Your SMART goals will help you get started on resource allocation planning by informing you on how much needs to be done and by when. On your own, you still need to calculate the required amount of time or resources to get that level of work completed in the time frame.
For example, your SMART goal might be to fix 30 bugs by the end of the month. From there, you can measure how much time it will take to fix each bug and determine if you need any quality assurance (QA) support from your team or credits on an automated scanning tool to get the job done properly.
Practicing good time management strategies can make or break your success. To start, map out a baseline plan of how much effort will be required and which days you’ll work on the project. A workback schedule is also helpful for projects that span over a few weeks or longer. Then, you should check in on your progress every day. Set up time blocks in your calendar or use the Pomodoro Technique to focus intently on your top priorities for the day.
4Implement actions and adapt
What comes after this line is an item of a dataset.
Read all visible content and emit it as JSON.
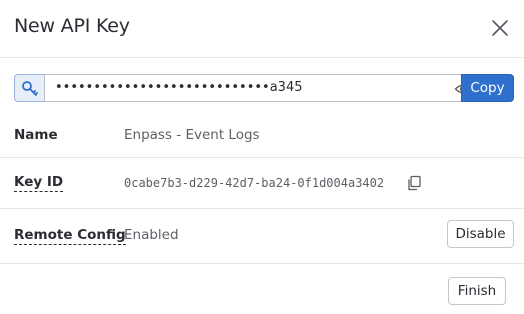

With your goals in place and resources allocated to them, it’s time to get to executing! Build yourself a small to-do list every day of your top priorities and implement time management strategies as you work on them. Stay in the loop with your manager and coworkers about required access to tools and resources to ensure that you always have them available when needed.
Every day, it’s important to monitor your progress and see if you need to make alterations to your plan. A great work efficiency tip is to continuously optimize your process as you go. Start by incorporating a continuous feedback cycle with your manager or a peer. In doing so, you’ll be able to make adjustments on the fly rather than waiting a month or longer to hear that you could’ve done something differently and saved a lot more time or been more accurate.
Changes might occur to your productivity plan based on feedback or elements outside of your control (such as someone being a no-show on a call or a shipment being delayed). Keeping a solution-oriented mindset will help you overcome these blockers rather than allowing them to hold you back. Try to consult team leaders or online resources when you run into a challenge that you’re unsure how to solve.
Tracking the success of a productivity plan
Here are some best practices to adapt and measure a productivity plan and ensure continuous improvement:
- Define success metrics. To ensure you’re improving your productivity, you need to have a set of metrics to follow. These could be quantitative—such as the number of tasks completed per week—or qualitative—like improved focus or reduced stress. Keep your metrics noted in a shared space with your manager so they can see your results too!
- Leverage technology. There are plenty of fantastic tools out there to automate and organize your productivity plans. For example, Fellow’s Streams feature allows you to track your success metrics or host check-in meetings with your manager. Technology can also automate activities, such as moving to-do items to assignee boards so you don’t need to do it manually.
- Seek feedback. Your team can be a great asset to help you improve on both your personal and professional goals. Colleagues, managers, and mentors can all help you gain external perspectives. Try to check in with someone for feedback at least every week—or ideally every day!
- Schedule regular review sessions. Periodic review sessions can be held weekly, monthly, or quarterly. The intent of these meetings is to analyze the data collected from your productivity plan and see if there are any adjustments that need to be made. You should make tactical or operational tweaks in daily or weekly check-ins and strategic adjustments in monthly or quarterly check-ins.
Effective productivity planning will allow you to reach the next level for your personal and professional goals. The first step is to visualize everything that needs to be done; from there, you can begin to organize and prioritize those items based on the resources available. Fortunately, you likely have a solid network of people around you and software tools that can help speed up activities like feedback collection, results tracking, and task organization. Don’t forget to rely on these as part of your productivity planning efforts!